Myrtle rust has continued its spread through parts of New Zealand during the Summer and the number of infected sites had reached 249 by the first week of February.
As a result, the Ministry for Primary Industries has begun to change its response from attempted eradication to long-term management.
The NZ Plant Producers industry organisation says in regions where levels of infection are high and new infections are frequent, MPI is assessing properties with infected myrtles on a case-by-case basis and, where appropriate, some property owners are being given responsibility for making decisions and managing their infected trees themselves. MPI is continuing to support them with information and advice, and, if needed, secure collection of potentially contaminated green waste.

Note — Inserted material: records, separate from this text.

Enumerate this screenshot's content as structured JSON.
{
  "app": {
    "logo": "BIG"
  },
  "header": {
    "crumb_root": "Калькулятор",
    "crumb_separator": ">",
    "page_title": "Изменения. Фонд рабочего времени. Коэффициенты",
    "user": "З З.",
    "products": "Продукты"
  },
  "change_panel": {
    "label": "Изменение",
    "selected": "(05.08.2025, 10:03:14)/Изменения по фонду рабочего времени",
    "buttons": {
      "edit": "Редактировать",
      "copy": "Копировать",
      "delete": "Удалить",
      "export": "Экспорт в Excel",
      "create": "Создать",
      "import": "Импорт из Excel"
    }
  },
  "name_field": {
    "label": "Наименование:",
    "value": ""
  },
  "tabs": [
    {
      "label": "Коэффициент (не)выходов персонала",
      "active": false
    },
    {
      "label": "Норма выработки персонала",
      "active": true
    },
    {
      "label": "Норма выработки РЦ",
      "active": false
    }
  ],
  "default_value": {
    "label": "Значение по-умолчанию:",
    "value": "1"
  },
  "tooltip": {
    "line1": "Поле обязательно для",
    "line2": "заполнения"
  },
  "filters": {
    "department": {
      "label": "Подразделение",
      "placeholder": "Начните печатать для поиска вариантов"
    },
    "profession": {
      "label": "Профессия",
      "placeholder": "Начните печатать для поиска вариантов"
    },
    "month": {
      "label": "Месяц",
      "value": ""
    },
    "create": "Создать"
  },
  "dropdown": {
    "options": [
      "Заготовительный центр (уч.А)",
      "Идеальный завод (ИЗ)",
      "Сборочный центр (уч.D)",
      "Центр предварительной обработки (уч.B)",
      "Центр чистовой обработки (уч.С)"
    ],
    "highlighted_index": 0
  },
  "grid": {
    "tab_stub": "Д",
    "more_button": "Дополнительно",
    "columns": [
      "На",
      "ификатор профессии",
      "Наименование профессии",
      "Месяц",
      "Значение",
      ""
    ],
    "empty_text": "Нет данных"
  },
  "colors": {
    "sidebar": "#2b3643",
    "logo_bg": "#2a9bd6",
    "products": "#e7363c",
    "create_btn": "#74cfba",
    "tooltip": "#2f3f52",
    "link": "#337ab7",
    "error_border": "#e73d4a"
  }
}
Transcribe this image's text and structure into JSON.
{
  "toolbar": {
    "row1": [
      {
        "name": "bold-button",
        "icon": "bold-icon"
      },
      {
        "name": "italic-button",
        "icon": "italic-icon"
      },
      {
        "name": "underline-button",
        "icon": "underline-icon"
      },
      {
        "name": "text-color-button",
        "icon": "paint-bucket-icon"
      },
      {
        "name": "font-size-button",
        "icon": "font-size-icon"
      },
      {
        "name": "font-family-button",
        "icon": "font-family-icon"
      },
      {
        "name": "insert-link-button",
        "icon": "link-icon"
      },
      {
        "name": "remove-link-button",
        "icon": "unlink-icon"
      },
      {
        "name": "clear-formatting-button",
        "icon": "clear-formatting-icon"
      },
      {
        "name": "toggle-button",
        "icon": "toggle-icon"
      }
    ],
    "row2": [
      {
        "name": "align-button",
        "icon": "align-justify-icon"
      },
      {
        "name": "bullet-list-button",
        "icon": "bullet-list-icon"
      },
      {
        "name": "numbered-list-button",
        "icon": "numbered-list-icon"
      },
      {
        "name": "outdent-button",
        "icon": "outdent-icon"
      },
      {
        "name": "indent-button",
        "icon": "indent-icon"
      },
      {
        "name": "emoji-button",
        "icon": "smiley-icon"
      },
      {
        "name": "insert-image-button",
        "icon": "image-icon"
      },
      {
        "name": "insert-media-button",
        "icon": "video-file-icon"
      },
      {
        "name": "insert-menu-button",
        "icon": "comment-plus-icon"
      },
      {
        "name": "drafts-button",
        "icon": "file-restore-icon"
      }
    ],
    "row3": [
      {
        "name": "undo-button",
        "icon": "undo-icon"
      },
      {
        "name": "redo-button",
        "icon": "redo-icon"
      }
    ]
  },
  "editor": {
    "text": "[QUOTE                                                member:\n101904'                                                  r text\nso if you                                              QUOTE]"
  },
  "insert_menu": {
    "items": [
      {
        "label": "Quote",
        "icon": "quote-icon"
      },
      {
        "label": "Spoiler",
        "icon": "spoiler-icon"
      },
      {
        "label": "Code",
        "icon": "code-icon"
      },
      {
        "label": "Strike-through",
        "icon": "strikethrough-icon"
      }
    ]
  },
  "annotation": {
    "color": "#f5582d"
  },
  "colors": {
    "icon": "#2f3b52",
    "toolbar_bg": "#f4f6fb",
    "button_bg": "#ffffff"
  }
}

Confirmed infected sites have been found in Northland (4), Auckland (36), Bay of Plenty (60), Waikato (29), Taranaki (112), Wellington (8). Most of the recent finds have been in Taranaki, Bay of Plenty and Waikato. Four out of five have been on private properties and smaller proportions on commercial properties, plant nurseries, public land, and schools. No signs of myrtle rust have been found in the South Island, where the upper and western areas have been checked.
The NZPPI says “it is too early to know exactly what will happen and how the disease might affect New Zealand. So far, the fungus appears to behave differently from region to region, and even plant to plant.”
– Des Snell